After I tried surfing in Toronto. I remember stopping at Ashbridge, I took the bus. I arrived there, it was almost evening. There was only a small wave, up to the knee. The next time, I went to Scarborough, to the bluffs, and there was nothing. I was so disappointed! I went another day but at the Cove, then Mini-Maverick. The Cove was a little intimidating, so I went to Mini-Maverick, but I had a lot of difficulty. That's how it started. Then I started going to several spots, even during the winters, when it was not frozen. I started looking for more spots and I would continue to drive until I found waves. I was surfing more often here than in Nova Scotia.
5. It's been a while now that you surf on the Great Lakes, can you describe the surfing community on the Great Lakes?
It has about three years and a bit that I surf on the Great Lakes. I started surfing steadily last year when I met Larry. Larry sold me a better board for the lakes and I started to surf better and catch more waves. It made a big difference. Then I met many more people and started surfing more regularly.
The Great Lakes are divided into small communities, it's almost like small tribes. I will not say that the Great Lakes are characterized only by one community. Each spot has its groups tied to it. I find that in general people are very nice, quite welcoming. They seem especially nice to me, when compared to my experiences in Nova Scotia and Ottawa. In Nova Scotia, I found people more reserved. In Ontario, in these small tribes, I have always met someone who were happy to meet me.

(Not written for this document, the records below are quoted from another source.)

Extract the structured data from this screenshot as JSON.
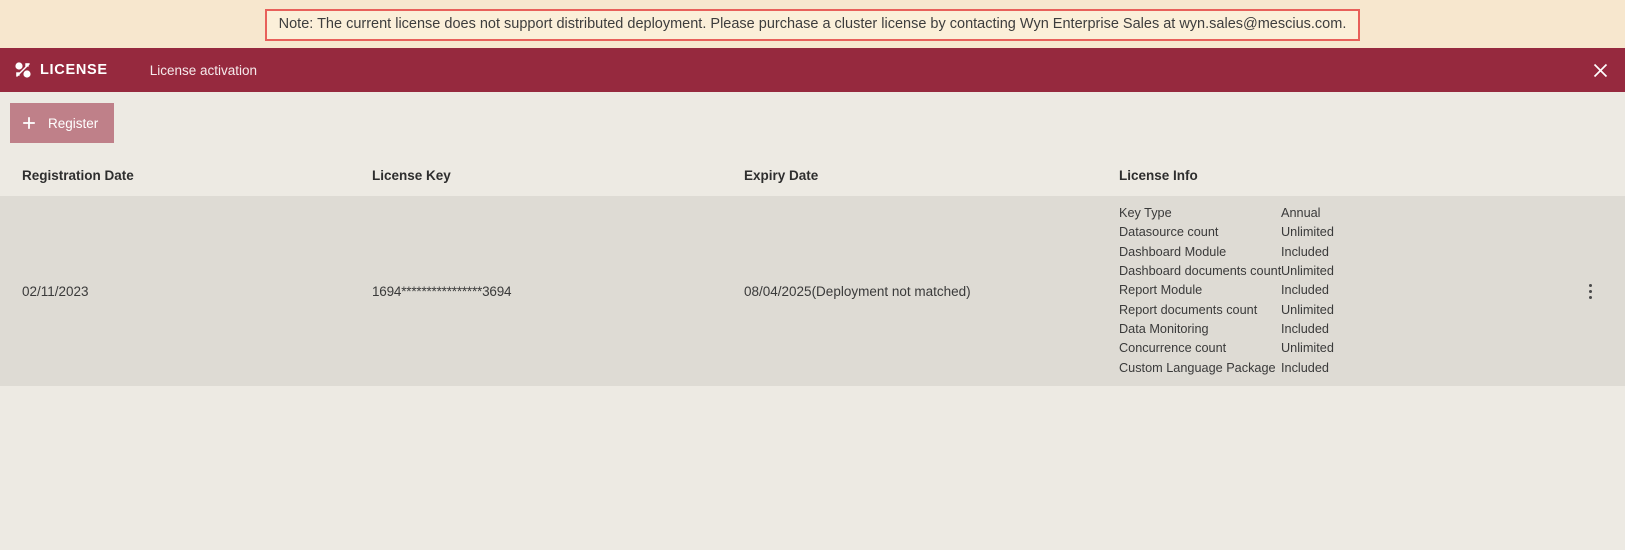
{
  "notice": {
    "text": "Note: The current license does not support distributed deployment. Please purchase a cluster license by contacting Wyn Enterprise Sales at wyn.sales@mescius.com.",
    "border_color": "#E8605A",
    "background_color": "#FBEFD9"
  },
  "header": {
    "brand_icon": "license-puzzle-icon",
    "title": "LICENSE",
    "subtitle": "License activation",
    "close_icon": "close-icon",
    "background_color": "#96293E"
  },
  "toolbar": {
    "register_label": "Register",
    "register_icon": "plus-icon",
    "register_color": "#BF8089"
  },
  "table": {
    "columns": [
      "Registration Date",
      "License Key",
      "Expiry Date",
      "License Info"
    ],
    "rows": [
      {
        "registration_date": "02/11/2023",
        "license_key": "1694****************3694",
        "expiry_date": "08/04/2025(Deployment not matched)",
        "row_menu_icon": "kebab-menu-icon",
        "license_info": [
          {
            "label": "Key Type",
            "value": "Annual"
          },
          {
            "label": "Datasource count",
            "value": "Unlimited"
          },
          {
            "label": "Dashboard Module",
            "value": "Included"
          },
          {
            "label": "Dashboard documents count",
            "value": "Unlimited"
          },
          {
            "label": "Report Module",
            "value": "Included"
          },
          {
            "label": "Report documents count",
            "value": "Unlimited"
          },
          {
            "label": "Data Monitoring",
            "value": "Included"
          },
          {
            "label": "Concurrence count",
            "value": "Unlimited"
          },
          {
            "label": "Custom Language Package",
            "value": "Included"
          }
        ]
      }
    ],
    "row_background": "#DEDBD4",
    "page_background": "#EDEAE3"
  }
}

6. The surf scene on the Great Lakes has grown a lot in recent years, do you think that many people are involved in that growth of the community?
The scene on the Great Lakes has evolved, it has grown a lot. When I met Larry, he was really into helping the community. There are many other people who are involved. Larry has been a great help to the Toronto community. In Kincardine there is Ash. He does a lot and he has a surf shop. It's a very good energy. Of course, there are many people who help the community. Recently, there is Surf the Greats that helps the community a lot.
7. Can you describe your best ride?
Best ride? It was more like milestones for me. One of my best rides was on the ocean at Maruata in Mexico. I was with all my friends. The Mexicans called this spot "lengua" (the tongue) because it would almost project you. I was helping a guy get into the line-up and then I rode a wave and it was my best wave in Mexico. The wave really had a push, a "lengua"; the wave was so beautiful and it was my longest ride.
8. Your favorite spot on the Great Lakes?
On the big lakes, I love Crystal beach. I caught a lot of lefts there. It was during the winters, it was so cold, but I really felt like a Canadian surfer.
9. Do you have any advice for someone who is starting on the Great Lakes?
If the person is already a surfer, but he has not surfed the Great Lakes, I'll just tell him it's different from the ocean. You have to be adventurous, but anything is possible. You must not be fooled by the fact that it is a lake. I think it's a bit of people's impression that since it's a big lake, you can just do longboarding. I'm believe you can use shorts boards and I've even seen people doing airs. You need to go full out.
If the person has never surfed, well I would say it's a good sport. You have to take the time to learn, it's a journey. You have to enjoy each part. You must also connect with the community, they will make your experience a good experience.
The #isurf series follows people of the Great Lakes community and retells their stories through anecdotes, interviews and photographs. #isurf will be released every other month, the first part will be released on the Wednesday and the second on the Friday.